The most important thing about visualization for me isn't really what I see but mostly what I don't see but absolutely must be there for the mechanism to function. This is one of the technique I use in problem solving. I try to visualize as much of the mechanism of the problem as possible and where there is a black spot, there is a potential problem.
Mostly when I'm alone and trying to solve problems. However, when I speak with other people, I always have images in my head of what I am describing, they pop out much more quickly than the words themselves.

16. .

17. I'm really visual and see both as smooth. However, I am very bad at math, so if you were to ask me one of those SAT questions having to do with rotating an object, I would probably get it wrong. But I do have a general picture of a cube rotating smoothly.

However, if it were something less to do w/ math, let's say a horse spinning around, or a face, I would still see it smoothly, but the perspective would make more sense.

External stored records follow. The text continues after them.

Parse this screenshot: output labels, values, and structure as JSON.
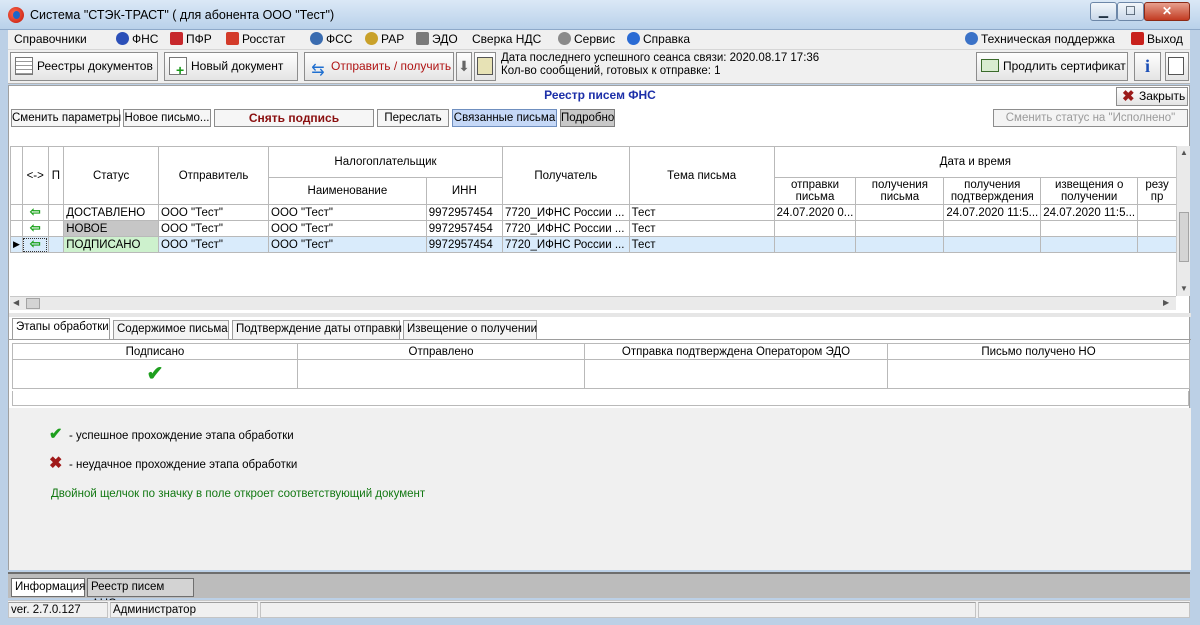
{
  "window": {
    "title": "Система \"СТЭК-ТРАСТ\" ( для абонента ООО \"Тест\")",
    "min_glyph": "▁",
    "max_glyph": "☐",
    "close_glyph": "✕"
  },
  "menu": {
    "items": [
      "Справочники",
      "ФНС",
      "ПФР",
      "Росстат",
      "ФСС",
      "РАР",
      "ЭДО",
      "Сверка НДС",
      "Сервис",
      "Справка"
    ],
    "support": "Техническая поддержка",
    "exit": "Выход"
  },
  "toolbar": {
    "registers": "Реестры документов",
    "new_document": "Новый документ",
    "send_receive": "Отправить / получить",
    "last_session": "Дата последнего успешного сеанса связи: 2020.08.17 17:36",
    "ready_count": "Кол-во сообщений, готовых к отправке: 1",
    "extend_cert": "Продлить сертификат"
  },
  "registry": {
    "title": "Реестр писем ФНС",
    "close": "Закрыть"
  },
  "actions": {
    "change_params": "Сменить параметры",
    "new_letter": "Новое письмо...",
    "remove_sign": "Снять подпись",
    "forward": "Переслать",
    "linked_letters": "Связанные письма",
    "details": "Подробно",
    "set_status": "Сменить статус на \"Исполнено\""
  },
  "grid": {
    "headers": {
      "direction": "<->",
      "p": "П",
      "status": "Статус",
      "sender": "Отправитель",
      "taxpayer": "Налогоплательщик",
      "name": "Наименование",
      "inn": "ИНН",
      "receiver": "Получатель",
      "subject": "Тема письма",
      "datetime": "Дата и время",
      "sent": "отправки письма",
      "received": "получения письма",
      "confirm": "получения подтверждения",
      "notice": "извещения о получении",
      "result": "резу пр"
    },
    "rows": [
      {
        "status": "ДОСТАВЛЕНО",
        "sender": "ООО \"Тест\"",
        "name": "ООО \"Тест\"",
        "inn": "9972957454",
        "receiver": "7720_ИФНС России ...",
        "subject": "Тест",
        "sent": "24.07.2020 0...",
        "received": "",
        "confirm": "24.07.2020 11:5...",
        "notice": "24.07.2020 11:5..."
      },
      {
        "status": "НОВОЕ",
        "sender": "ООО \"Тест\"",
        "name": "ООО \"Тест\"",
        "inn": "9972957454",
        "receiver": "7720_ИФНС России ...",
        "subject": "Тест",
        "sent": "",
        "received": "",
        "confirm": "",
        "notice": ""
      },
      {
        "status": "ПОДПИСАНО",
        "sender": "ООО \"Тест\"",
        "name": "ООО \"Тест\"",
        "inn": "9972957454",
        "receiver": "7720_ИФНС России ...",
        "subject": "Тест",
        "sent": "",
        "received": "",
        "confirm": "",
        "notice": ""
      }
    ]
  },
  "tabs": [
    "Этапы обработки",
    "Содержимое письма",
    "Подтверждение даты отправки",
    "Извещение о получении"
  ],
  "stages": {
    "headers": [
      "Подписано",
      "Отправлено",
      "Отправка подтверждена Оператором ЭДО",
      "Письмо получено НО"
    ]
  },
  "legend": {
    "success": "-  успешное прохождение этапа обработки",
    "fail": "-  неудачное прохождение этапа обработки",
    "hint": "Двойной щелчок по значку в поле откроет соответствующий документ"
  },
  "bottom_tabs": [
    "Информация",
    "Реестр писем ФНС"
  ],
  "status": {
    "version": "ver. 2.7.0.127",
    "user": "Администратор"
  }
}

I would bet that more guys would see it as a choppy image (or have the ability to freeze frame it with the perspective of the cube still being correct), since I think more testosterone is suppose to help on spacial tasks...seeing it as a freeze frame would let someone answer those SAT questions better.

18. .

19. Originally Posted by Diana
Why not just freeze it wherever you want to then?
Because you don't have a refrigerator.

20. .

21. A spinning cube...uh I can picture it but for some reason I'm picturing it centered in the middle of my physical brain, spinning kind of sloppily. Then it turns into that old windows screensaver with the colored cube that has ovals and spikes come out of it and stuff.

So my answer is it's kind half choppy/half smooth, and won't stay the same object.

22. You didn't specify a color for the cube, so I chose black. I see a cube, spinning smoothly. I can smoothly rotate it any direction and stop it whenever I want.

I think it's interesting that people are seeing a choppily spinning cube, or the cube changes shapes. I never would have thought there was variation on such a thing.

#### Posting Permissions

• You may not post new threads
• You may not post replies
• You may not post attachments
• You may not edit your posts
•